Big Island, HI, USA
Jan. 6, 2003 to Jan. 9, 2003
Nicholas C. Romano, Jr. , Oklahoma State University
Jay F. Nunamaker, Jr. , University of Arizona
Robert O. Briggs , University of Arizona
The Project Management (PM) paradigm is rapidly shifting due to business globalization and information technology (IT) advances that support distributed and virtual project teams. Traditional PM focuses on a single project at a single location  and is more concerned with project inputs and outputs than with project process . Management in the past implied projects were conducted with a top down view . The PM paradigm has begun to change due to the increasing number of distributed projects involving project collaborators from different locations, organizations, and cultures . Current and future PM will be more concerned with tracking project work processes and efficient and effective sharing of information and knowledge, among project contributors. High-levels of collaboration will become essential for distributed project success. Task interdependence and member distribution across time, space, and technology will make high degrees of collaboration necessary to accomplish project work. Adequate and timely sharing of information, and knowledge in all directions, proactive change management, and process monitoring are some of the important factors required for successful project collaboration . In this article, we review problems associated with traditional PM scenarios, explain how collaborative PM can provide solutions, present a comparison of current commercial collaborative PM tools, and propose a collaborative PM architecture to address the challenges facing distributed projects teams.
Collaborative Project Management Architecture, Explicit Communication, Explicit Project Knowledge, Tacit Knowledge, Collaborative Middleware, Collaborative Presence, Process Management
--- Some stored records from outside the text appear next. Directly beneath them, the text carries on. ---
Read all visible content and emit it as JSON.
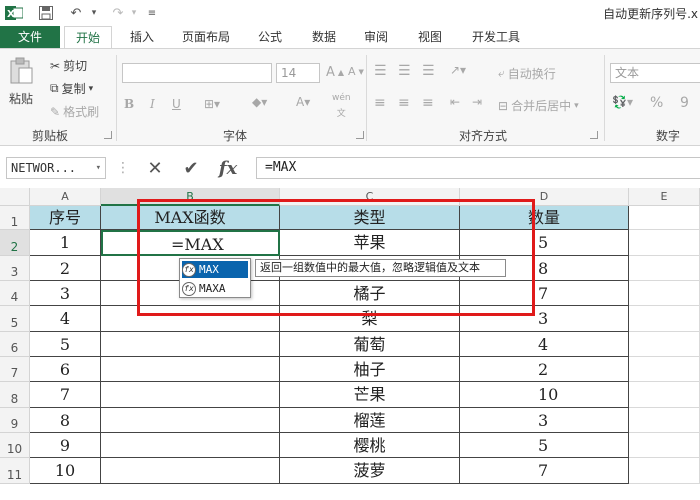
{
  "window": {
    "title": "自动更新序列号.x"
  },
  "tabs": [
    "文件",
    "开始",
    "插入",
    "页面布局",
    "公式",
    "数据",
    "审阅",
    "视图",
    "开发工具"
  ],
  "ribbon": {
    "clipboard": {
      "paste": "粘贴",
      "cut": "剪切",
      "copy": "复制",
      "format_painter": "格式刷",
      "group": "剪贴板"
    },
    "font": {
      "size": "14",
      "group": "字体",
      "phonetic": "wén"
    },
    "alignment": {
      "wrap": "自动换行",
      "merge": "合并后居中",
      "group": "对齐方式"
    },
    "number": {
      "format": "文本",
      "percent": "%",
      "comma": "9",
      "group": "数字"
    }
  },
  "formula_bar": {
    "name_box": "NETWOR...",
    "formula": "=MAX",
    "fx": "fx"
  },
  "columns": [
    "A",
    "B",
    "C",
    "D",
    "E"
  ],
  "rows": [
    "1",
    "2",
    "3",
    "4",
    "5",
    "6",
    "7",
    "8",
    "9",
    "10",
    "11"
  ],
  "table": {
    "headers": [
      "序号",
      "MAX函数",
      "类型",
      "数量"
    ],
    "rows": [
      [
        "1",
        "=MAX",
        "苹果",
        "5"
      ],
      [
        "2",
        "",
        "",
        "8"
      ],
      [
        "3",
        "",
        "橘子",
        "7"
      ],
      [
        "4",
        "",
        "梨",
        "3"
      ],
      [
        "5",
        "",
        "葡萄",
        "4"
      ],
      [
        "6",
        "",
        "柚子",
        "2"
      ],
      [
        "7",
        "",
        "芒果",
        "10"
      ],
      [
        "8",
        "",
        "榴莲",
        "3"
      ],
      [
        "9",
        "",
        "樱桃",
        "5"
      ],
      [
        "10",
        "",
        "菠萝",
        "7"
      ]
    ]
  },
  "autocomplete": {
    "items": [
      "MAX",
      "MAXA"
    ],
    "tooltip": "返回一组数值中的最大值，忽略逻辑值及文本"
  },
  "colors": {
    "accent": "#217346",
    "header_fill": "#b7dde8",
    "highlight": "#e01a1a"
  }
}
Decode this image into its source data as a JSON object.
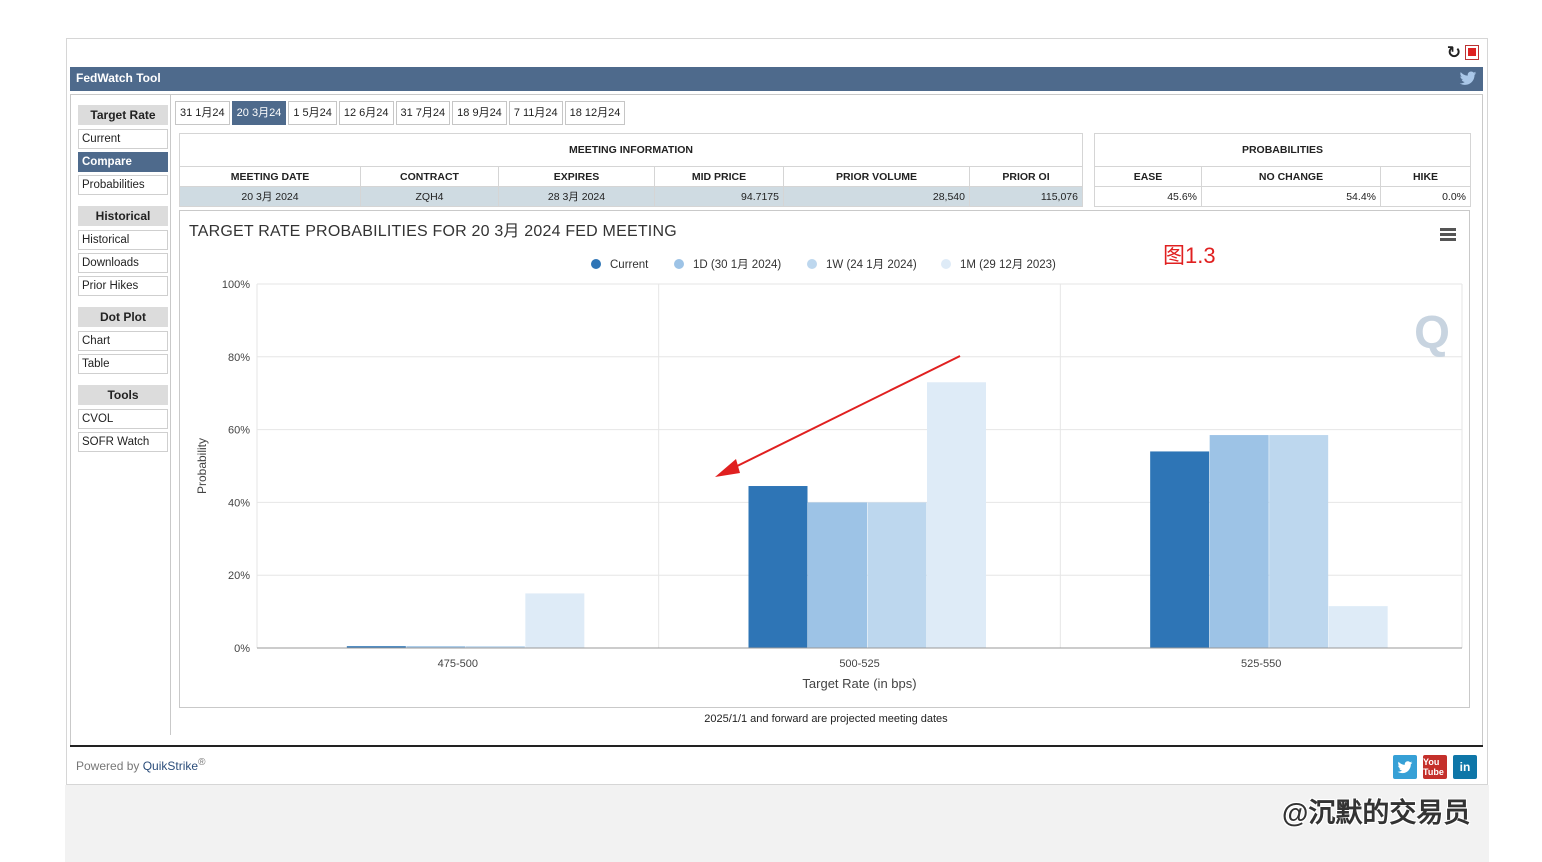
{
  "app": {
    "title": "FedWatch Tool"
  },
  "sidebar": {
    "groups": [
      {
        "header": "Target Rate",
        "items": [
          "Current",
          "Compare",
          "Probabilities"
        ],
        "active": "Compare"
      },
      {
        "header": "Historical",
        "items": [
          "Historical",
          "Downloads",
          "Prior Hikes"
        ]
      },
      {
        "header": "Dot Plot",
        "items": [
          "Chart",
          "Table"
        ]
      },
      {
        "header": "Tools",
        "items": [
          "CVOL",
          "SOFR Watch"
        ]
      }
    ]
  },
  "tabs": [
    "31 1月24",
    "20 3月24",
    "1 5月24",
    "12 6月24",
    "31 7月24",
    "18 9月24",
    "7 11月24",
    "18 12月24"
  ],
  "active_tab": "20 3月24",
  "meeting_info": {
    "title": "MEETING INFORMATION",
    "headers": [
      "MEETING DATE",
      "CONTRACT",
      "EXPIRES",
      "MID PRICE",
      "PRIOR VOLUME",
      "PRIOR OI"
    ],
    "row": [
      "20 3月 2024",
      "ZQH4",
      "28 3月 2024",
      "94.7175",
      "28,540",
      "115,076"
    ]
  },
  "probabilities": {
    "title": "PROBABILITIES",
    "headers": [
      "EASE",
      "NO CHANGE",
      "HIKE"
    ],
    "row": [
      "45.6%",
      "54.4%",
      "0.0%"
    ]
  },
  "chart": {
    "title": "TARGET RATE PROBABILITIES FOR 20 3月 2024 FED MEETING",
    "annotation": "图1.3"
  },
  "chart_data": {
    "type": "bar",
    "categories": [
      "475-500",
      "500-525",
      "525-550"
    ],
    "series": [
      {
        "name": "Current",
        "color": "#2e75b6",
        "values": [
          0.5,
          44.5,
          54.0
        ]
      },
      {
        "name": "1D (30 1月 2024)",
        "color": "#9dc3e6",
        "values": [
          0.5,
          40.0,
          58.5
        ]
      },
      {
        "name": "1W (24 1月 2024)",
        "color": "#bdd7ee",
        "values": [
          0.5,
          40.0,
          58.5
        ]
      },
      {
        "name": "1M (29 12月 2023)",
        "color": "#deebf7",
        "values": [
          15.0,
          73.0,
          11.5
        ]
      }
    ],
    "xlabel": "Target Rate (in bps)",
    "ylabel": "Probability",
    "ylim": [
      0,
      100
    ],
    "yticks": [
      "0%",
      "20%",
      "40%",
      "60%",
      "80%",
      "100%"
    ],
    "grid": true,
    "legend": "top-center"
  },
  "footnote": "2025/1/1 and forward are projected meeting dates",
  "footer": {
    "powered_by": "Powered by ",
    "brand": "QuikStrike",
    "reg": "®"
  },
  "social": {
    "youtube": "You Tube",
    "linkedin": "in"
  },
  "watermark": "@沉默的交易员"
}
Nicholas C. Romano, Jr., Jay F. Nunamaker, Jr., Robert O. Briggs, "A Collaborative Project Management Architecture", HICSS, 2003, 36th Hawaii International Conference on Systems Sciences, 36th Hawaii International Conference on Systems Sciences 2003, pp. 15a, doi:10.1109/HICSS.2003.1173655